• **Problem to solve**
In this exercise, reproduce the whole listing exactly.

----

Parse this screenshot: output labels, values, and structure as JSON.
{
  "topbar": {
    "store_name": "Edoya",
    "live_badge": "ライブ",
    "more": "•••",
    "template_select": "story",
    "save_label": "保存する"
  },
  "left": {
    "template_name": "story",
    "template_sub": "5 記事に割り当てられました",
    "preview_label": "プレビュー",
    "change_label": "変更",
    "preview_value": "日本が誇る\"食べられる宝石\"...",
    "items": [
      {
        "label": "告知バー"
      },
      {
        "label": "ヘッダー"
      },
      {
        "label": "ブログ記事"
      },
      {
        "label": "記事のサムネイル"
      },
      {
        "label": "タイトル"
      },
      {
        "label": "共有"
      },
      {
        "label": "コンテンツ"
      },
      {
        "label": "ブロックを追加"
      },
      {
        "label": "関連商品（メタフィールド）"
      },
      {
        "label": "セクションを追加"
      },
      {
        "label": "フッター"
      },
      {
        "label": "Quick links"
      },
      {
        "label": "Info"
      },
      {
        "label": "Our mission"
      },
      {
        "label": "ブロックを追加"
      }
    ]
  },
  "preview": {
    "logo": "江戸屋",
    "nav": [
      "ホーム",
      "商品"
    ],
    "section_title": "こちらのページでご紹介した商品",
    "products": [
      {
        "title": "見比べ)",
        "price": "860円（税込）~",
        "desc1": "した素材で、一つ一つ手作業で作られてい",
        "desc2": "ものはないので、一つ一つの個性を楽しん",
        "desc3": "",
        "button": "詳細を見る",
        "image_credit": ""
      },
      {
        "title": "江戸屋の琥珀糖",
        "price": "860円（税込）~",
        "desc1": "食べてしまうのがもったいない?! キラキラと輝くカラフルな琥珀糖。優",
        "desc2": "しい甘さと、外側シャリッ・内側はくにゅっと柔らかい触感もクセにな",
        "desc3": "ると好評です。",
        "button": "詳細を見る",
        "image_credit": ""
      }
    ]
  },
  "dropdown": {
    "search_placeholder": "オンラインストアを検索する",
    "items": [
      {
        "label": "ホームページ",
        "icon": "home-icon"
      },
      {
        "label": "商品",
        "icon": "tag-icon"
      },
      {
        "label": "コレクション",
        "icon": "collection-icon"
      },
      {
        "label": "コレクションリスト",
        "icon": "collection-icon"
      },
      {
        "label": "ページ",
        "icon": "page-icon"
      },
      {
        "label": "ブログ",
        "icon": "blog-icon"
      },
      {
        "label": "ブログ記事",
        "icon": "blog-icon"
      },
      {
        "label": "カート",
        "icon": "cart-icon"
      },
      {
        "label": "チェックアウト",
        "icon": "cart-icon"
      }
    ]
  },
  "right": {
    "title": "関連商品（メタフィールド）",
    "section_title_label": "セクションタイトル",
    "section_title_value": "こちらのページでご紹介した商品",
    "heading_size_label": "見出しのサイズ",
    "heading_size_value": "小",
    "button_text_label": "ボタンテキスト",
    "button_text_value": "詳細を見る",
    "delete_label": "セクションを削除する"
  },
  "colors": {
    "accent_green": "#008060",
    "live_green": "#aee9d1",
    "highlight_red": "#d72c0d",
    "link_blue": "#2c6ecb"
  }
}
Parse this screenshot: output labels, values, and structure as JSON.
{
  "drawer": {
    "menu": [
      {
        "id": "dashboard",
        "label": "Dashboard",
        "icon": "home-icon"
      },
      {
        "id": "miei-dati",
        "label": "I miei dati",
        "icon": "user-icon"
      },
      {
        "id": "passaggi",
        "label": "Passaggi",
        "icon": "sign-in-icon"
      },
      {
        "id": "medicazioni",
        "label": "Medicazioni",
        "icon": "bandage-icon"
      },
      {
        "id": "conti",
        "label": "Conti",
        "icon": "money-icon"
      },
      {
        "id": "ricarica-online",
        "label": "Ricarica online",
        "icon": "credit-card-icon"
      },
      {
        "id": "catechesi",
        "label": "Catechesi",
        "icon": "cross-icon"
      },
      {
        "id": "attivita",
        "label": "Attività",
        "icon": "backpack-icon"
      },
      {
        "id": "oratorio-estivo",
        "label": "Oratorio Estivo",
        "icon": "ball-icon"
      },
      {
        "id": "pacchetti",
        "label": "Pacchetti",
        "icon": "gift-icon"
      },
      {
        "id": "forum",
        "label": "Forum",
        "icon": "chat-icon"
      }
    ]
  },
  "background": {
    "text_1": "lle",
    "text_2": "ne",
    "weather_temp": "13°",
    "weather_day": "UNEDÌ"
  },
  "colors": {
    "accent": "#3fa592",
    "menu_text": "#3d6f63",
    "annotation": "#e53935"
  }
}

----

• **Answer box**
Parse this screenshot: output labels, values, and structure as JSON.
{
  "topbar": {
    "store_name": "Edoya",
    "live_badge": "ライブ",
    "more": "•••",
    "template_select": "story",
    "save_label": "保存する"
  },
  "left": {
    "template_name": "story",
    "template_sub": "5 記事に割り当てられました",
    "preview_label": "プレビュー",
    "change_label": "変更",
    "preview_value": "日本が誇る\"食べられる宝石\"...",
    "items": [
      {
        "label": "告知バー"
      },
      {
        "label": "ヘッダー"
      },
      {
        "label": "ブログ記事"
      },
      {
        "label": "記事のサムネイル"
      },
      {
        "label": "タイトル"
      },
      {
        "label": "共有"
      },
      {
        "label": "コンテンツ"
      },
      {
        "label": "ブロックを追加"
      },
      {
        "label": "関連商品（メタフィールド）"
      },
      {
        "label": "セクションを追加"
      },
      {
        "label": "フッター"
      },
      {
        "label": "Quick links"
      },
      {
        "label": "Info"
      },
      {
        "label": "Our mission"
      },
      {
        "label": "ブロックを追加"
      }
    ]
  },
  "preview": {
    "logo": "江戸屋",
    "nav": [
      "ホーム",
      "商品"
    ],
    "section_title": "こちらのページでご紹介した商品",
    "products": [
      {
        "title": "見比べ)",
        "price": "860円（税込）~",
        "desc1": "した素材で、一つ一つ手作業で作られてい",
        "desc2": "ものはないので、一つ一つの個性を楽しん",
        "desc3": "",
        "button": "詳細を見る",
        "image_credit": ""
      },
      {
        "title": "江戸屋の琥珀糖",
        "price": "860円（税込）~",
        "desc1": "食べてしまうのがもったいない?! キラキラと輝くカラフルな琥珀糖。優",
        "desc2": "しい甘さと、外側シャリッ・内側はくにゅっと柔らかい触感もクセにな",
        "desc3": "ると好評です。",
        "button": "詳細を見る",
        "image_credit": ""
      }
    ]
  },
  "dropdown": {
    "search_placeholder": "オンラインストアを検索する",
    "items": [
      {
        "label": "ホームページ",
        "icon": "home-icon"
      },
      {
        "label": "商品",
        "icon": "tag-icon"
      },
      {
        "label": "コレクション",
        "icon": "collection-icon"
      },
      {
        "label": "コレクションリスト",
        "icon": "collection-icon"
      },
      {
        "label": "ページ",
        "icon": "page-icon"
      },
      {
        "label": "ブログ",
        "icon": "blog-icon"
      },
      {
        "label": "ブログ記事",
        "icon": "blog-icon"
      },
      {
        "label": "カート",
        "icon": "cart-icon"
      },
      {
        "label": "チェックアウト",
        "icon": "cart-icon"
      }
    ]
  },
  "right": {
    "title": "関連商品（メタフィールド）",
    "section_title_label": "セクションタイトル",
    "section_title_value": "こちらのページでご紹介した商品",
    "heading_size_label": "見出しのサイズ",
    "heading_size_value": "小",
    "button_text_label": "ボタンテキスト",
    "button_text_value": "詳細を見る",
    "delete_label": "セクションを削除する"
  },
  "colors": {
    "accent_green": "#008060",
    "live_green": "#aee9d1",
    "highlight_red": "#d72c0d",
    "link_blue": "#2c6ecb"
  }
}
Parse this screenshot: output labels, values, and structure as JSON.
{
  "drawer": {
    "menu": [
      {
        "id": "dashboard",
        "label": "Dashboard",
        "icon": "home-icon"
      },
      {
        "id": "miei-dati",
        "label": "I miei dati",
        "icon": "user-icon"
      },
      {
        "id": "passaggi",
        "label": "Passaggi",
        "icon": "sign-in-icon"
      },
      {
        "id": "medicazioni",
        "label": "Medicazioni",
        "icon": "bandage-icon"
      },
      {
        "id": "conti",
        "label": "Conti",
        "icon": "money-icon"
      },
      {
        "id": "ricarica-online",
        "label": "Ricarica online",
        "icon": "credit-card-icon"
      },
      {
        "id": "catechesi",
        "label": "Catechesi",
        "icon": "cross-icon"
      },
      {
        "id": "attivita",
        "label": "Attività",
        "icon": "backpack-icon"
      },
      {
        "id": "oratorio-estivo",
        "label": "Oratorio Estivo",
        "icon": "ball-icon"
      },
      {
        "id": "pacchetti",
        "label": "Pacchetti",
        "icon": "gift-icon"
      },
      {
        "id": "forum",
        "label": "Forum",
        "icon": "chat-icon"
      }
    ]
  },
  "background": {
    "text_1": "lle",
    "text_2": "ne",
    "weather_temp": "13°",
    "weather_day": "UNEDÌ"
  },
  "colors": {
    "accent": "#3fa592",
    "menu_text": "#3d6f63",
    "annotation": "#e53935"
  }
}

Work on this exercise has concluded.